Task to complete
Count how many lines of the data include "JSON". The answer is that number and nothing else.

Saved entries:
--- START ---
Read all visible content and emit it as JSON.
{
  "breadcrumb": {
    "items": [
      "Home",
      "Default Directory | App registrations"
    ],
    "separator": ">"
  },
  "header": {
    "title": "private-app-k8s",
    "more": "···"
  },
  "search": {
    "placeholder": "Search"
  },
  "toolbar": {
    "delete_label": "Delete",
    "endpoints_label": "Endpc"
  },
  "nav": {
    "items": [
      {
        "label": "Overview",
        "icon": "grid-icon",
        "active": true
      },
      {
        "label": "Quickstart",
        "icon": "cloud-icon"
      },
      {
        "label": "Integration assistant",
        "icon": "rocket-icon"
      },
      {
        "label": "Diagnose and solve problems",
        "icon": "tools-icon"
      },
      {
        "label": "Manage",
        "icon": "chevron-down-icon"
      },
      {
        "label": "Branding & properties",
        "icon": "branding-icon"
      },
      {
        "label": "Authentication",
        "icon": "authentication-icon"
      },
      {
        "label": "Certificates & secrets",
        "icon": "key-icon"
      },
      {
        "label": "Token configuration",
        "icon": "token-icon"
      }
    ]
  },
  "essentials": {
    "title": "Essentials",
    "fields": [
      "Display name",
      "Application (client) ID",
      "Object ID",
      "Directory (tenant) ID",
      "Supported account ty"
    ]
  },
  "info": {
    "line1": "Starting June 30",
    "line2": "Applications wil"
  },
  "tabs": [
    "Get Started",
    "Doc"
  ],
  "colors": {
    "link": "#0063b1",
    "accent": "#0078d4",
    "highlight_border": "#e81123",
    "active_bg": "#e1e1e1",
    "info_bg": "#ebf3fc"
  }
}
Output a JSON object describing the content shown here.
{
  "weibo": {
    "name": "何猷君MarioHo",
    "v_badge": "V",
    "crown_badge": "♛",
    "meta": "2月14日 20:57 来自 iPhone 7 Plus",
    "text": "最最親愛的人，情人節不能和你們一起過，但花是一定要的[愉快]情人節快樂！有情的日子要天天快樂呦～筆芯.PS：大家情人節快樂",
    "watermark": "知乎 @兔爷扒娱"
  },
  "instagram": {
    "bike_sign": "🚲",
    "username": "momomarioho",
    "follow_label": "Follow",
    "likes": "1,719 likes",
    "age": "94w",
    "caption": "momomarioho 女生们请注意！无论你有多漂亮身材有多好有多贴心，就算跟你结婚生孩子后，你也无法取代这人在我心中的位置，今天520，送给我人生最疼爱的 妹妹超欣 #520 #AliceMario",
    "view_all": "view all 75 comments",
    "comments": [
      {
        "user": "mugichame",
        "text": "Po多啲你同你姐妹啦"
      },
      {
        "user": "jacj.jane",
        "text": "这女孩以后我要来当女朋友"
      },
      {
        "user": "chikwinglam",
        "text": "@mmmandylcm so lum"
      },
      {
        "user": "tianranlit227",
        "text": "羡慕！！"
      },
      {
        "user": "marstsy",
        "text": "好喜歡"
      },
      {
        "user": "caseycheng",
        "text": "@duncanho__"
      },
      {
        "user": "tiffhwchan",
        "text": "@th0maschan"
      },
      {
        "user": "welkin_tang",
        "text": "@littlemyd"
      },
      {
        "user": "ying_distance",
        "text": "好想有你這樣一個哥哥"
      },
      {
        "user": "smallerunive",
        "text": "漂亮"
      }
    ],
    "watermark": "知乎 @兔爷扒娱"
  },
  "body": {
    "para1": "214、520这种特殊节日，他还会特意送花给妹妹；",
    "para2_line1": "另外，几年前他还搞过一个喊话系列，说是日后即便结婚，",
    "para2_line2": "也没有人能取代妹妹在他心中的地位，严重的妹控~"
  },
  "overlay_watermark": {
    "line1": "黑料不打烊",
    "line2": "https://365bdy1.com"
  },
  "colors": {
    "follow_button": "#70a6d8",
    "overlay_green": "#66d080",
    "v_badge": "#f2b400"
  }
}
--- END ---
Output of the exercise
2